Dr. Rod is on the edge of releasing three new products to his PerfecSmoke lineup. You’ll want to have them all. Rod made me sign an NDA, in blood, not to go any further.
The finish to this cigar is bloated with such intense flavors that I’m able to smoke the cigar properly…take a few puffs and then lay the cigar down for a couple minutes. In that time, I can smack my lips like a hungry Sacramento black bear.
I can’t think of another boutique brand that has the consistency that Southern Draw exhibits. Staying power.
Strength is a solid medium/full.
It seems that most reviewers felt this was, at its strongest, a medium strength stick.
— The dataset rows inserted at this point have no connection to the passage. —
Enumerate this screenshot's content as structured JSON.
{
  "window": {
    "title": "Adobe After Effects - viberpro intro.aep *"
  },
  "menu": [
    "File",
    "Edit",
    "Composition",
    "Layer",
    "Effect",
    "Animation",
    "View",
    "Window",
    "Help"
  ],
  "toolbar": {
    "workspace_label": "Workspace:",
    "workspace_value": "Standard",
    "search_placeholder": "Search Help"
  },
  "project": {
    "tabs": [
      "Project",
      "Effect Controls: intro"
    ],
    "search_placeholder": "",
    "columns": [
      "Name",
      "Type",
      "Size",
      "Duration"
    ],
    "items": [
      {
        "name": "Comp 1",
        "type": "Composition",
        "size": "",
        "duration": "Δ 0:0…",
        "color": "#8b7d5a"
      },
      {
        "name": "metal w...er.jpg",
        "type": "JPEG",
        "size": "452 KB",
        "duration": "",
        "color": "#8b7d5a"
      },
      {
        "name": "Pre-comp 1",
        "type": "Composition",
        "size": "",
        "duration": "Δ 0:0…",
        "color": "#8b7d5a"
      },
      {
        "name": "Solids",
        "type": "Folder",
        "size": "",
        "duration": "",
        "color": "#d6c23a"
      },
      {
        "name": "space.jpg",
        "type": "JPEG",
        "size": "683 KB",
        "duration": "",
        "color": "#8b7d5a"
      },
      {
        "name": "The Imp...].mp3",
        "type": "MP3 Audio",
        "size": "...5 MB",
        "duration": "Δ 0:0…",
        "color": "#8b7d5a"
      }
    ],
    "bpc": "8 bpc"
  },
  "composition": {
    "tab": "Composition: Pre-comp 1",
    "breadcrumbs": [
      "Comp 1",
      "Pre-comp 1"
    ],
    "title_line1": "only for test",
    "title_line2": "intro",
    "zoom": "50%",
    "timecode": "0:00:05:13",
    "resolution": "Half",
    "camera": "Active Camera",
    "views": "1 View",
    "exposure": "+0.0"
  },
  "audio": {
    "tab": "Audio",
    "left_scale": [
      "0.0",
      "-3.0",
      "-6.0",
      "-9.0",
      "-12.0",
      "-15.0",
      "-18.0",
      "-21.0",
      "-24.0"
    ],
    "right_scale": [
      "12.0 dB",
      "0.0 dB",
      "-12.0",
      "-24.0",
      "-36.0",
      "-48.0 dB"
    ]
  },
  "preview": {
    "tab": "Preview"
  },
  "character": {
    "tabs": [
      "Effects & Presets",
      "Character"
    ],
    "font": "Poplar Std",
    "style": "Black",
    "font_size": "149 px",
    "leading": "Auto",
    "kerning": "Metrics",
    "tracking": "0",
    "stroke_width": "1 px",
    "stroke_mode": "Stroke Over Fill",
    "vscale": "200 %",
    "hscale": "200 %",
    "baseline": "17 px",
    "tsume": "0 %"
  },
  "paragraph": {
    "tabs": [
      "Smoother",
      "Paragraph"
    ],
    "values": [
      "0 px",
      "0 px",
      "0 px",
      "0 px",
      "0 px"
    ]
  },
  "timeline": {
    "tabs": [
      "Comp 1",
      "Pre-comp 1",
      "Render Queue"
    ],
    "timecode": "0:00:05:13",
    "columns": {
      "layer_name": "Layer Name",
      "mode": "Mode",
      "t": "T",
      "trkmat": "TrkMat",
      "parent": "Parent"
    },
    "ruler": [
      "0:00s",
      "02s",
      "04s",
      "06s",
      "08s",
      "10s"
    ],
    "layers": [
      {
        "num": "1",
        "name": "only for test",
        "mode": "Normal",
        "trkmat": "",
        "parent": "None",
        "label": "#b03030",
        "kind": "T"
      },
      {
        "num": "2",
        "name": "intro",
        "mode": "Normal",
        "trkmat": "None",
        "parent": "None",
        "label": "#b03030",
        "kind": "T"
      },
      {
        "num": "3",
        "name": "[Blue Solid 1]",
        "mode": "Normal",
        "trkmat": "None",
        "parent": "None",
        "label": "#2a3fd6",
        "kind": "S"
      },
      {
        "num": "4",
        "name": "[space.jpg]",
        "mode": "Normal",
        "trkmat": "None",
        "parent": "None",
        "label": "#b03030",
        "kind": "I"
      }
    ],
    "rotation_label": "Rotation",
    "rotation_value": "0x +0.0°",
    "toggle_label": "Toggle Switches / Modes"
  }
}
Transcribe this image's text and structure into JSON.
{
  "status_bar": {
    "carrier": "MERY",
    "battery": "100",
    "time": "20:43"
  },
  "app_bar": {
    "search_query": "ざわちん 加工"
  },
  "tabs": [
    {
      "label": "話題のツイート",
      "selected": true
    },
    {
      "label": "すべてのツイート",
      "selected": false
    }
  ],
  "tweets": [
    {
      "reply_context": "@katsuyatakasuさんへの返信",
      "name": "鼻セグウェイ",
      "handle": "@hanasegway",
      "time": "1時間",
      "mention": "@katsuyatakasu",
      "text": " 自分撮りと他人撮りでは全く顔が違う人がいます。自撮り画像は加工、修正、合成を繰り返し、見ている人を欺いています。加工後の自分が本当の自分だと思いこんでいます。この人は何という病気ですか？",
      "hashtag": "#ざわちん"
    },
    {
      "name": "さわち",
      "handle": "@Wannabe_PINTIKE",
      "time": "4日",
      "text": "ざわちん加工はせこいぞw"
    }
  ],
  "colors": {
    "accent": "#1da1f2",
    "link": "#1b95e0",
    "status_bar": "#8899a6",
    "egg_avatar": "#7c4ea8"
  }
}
It was only warming up at that stage. The blend is so much more than that now.
The burn has been impeccable.
I really don’t like to go all crash and burn on a crap cigar I’ve reviewed. Some cigars deserve it for any number of reasons. But I much prefer to offer up a cigar you will like and won’t have your wife nagging that you spend too much on cigars…even if it’s true.
The smoothness of the balance has taken over completely. This is a full plate of blend design uniformity. This isn’t some cigar that Robert Holt picked from a conference table of samples. The man is involved in every aspect. Hence, the wonderful consistency of his line. You know I’m telling the truth.
The cigar continues to extrapolate more and more flavor and character as I begin to see the end of the journey.
But do you have the patience to do what I did? Leave it alone for months?
My first sip of water and the emollients of the blend spill over; garnering a beautiful cigar experience. I don’t remember a $6 cigar showing this level of quality. Crazy Town.
Even though I am completely blind now, I continue without hesitation to smoke the cigar to a nub. Not a lick of harshness or bitterness. The strength remains at medium/full.
You like buttery, creamy, spicy complex cigars, boy do I have one for you.
I’m listening to Chris Stapleton. The man has talent.
For some reason, I go into the Way Back Machine and remember something Bill Medley of The Righteous Brothers told me at the start of my first live gig with them: “Bill…don’t fuck this up.” I wanted to correct his error, but he was already counting down to “Little Latin Lupe Lu.” At the end of the gig, Medley slapped me on the back and said, “All right Billy, you did a good job. See you tomorrow night.” Sigh.
Over the course of my musical career, I have accumulated a bunch of scrap books full of print reviews. About one third get my name wrong. I complained once to the writer and he said, “Don’t worry about it. I told everyone what a good bassist you are.” Oh well…Mel John will leave a legacy of many nom de plumes.
I am reaching the 90-minute mark. This has been a blast. My sight has returned. My testes are back in position. And I have a fresh pair of Depends on.
While a lot of cigar smokers will put their cigar down with an entire third to go…I’m reveling in the big sky of the 300 Hands Connecticut. I pull out a roach clip I bought in Haight Ashbury in 1967 and finish the stick.
I’ve discovered a marvelous blend because I gave it time to breathe and mature.
I’d snag a ten count if I were you.
Categories: CIGAR REVIEWS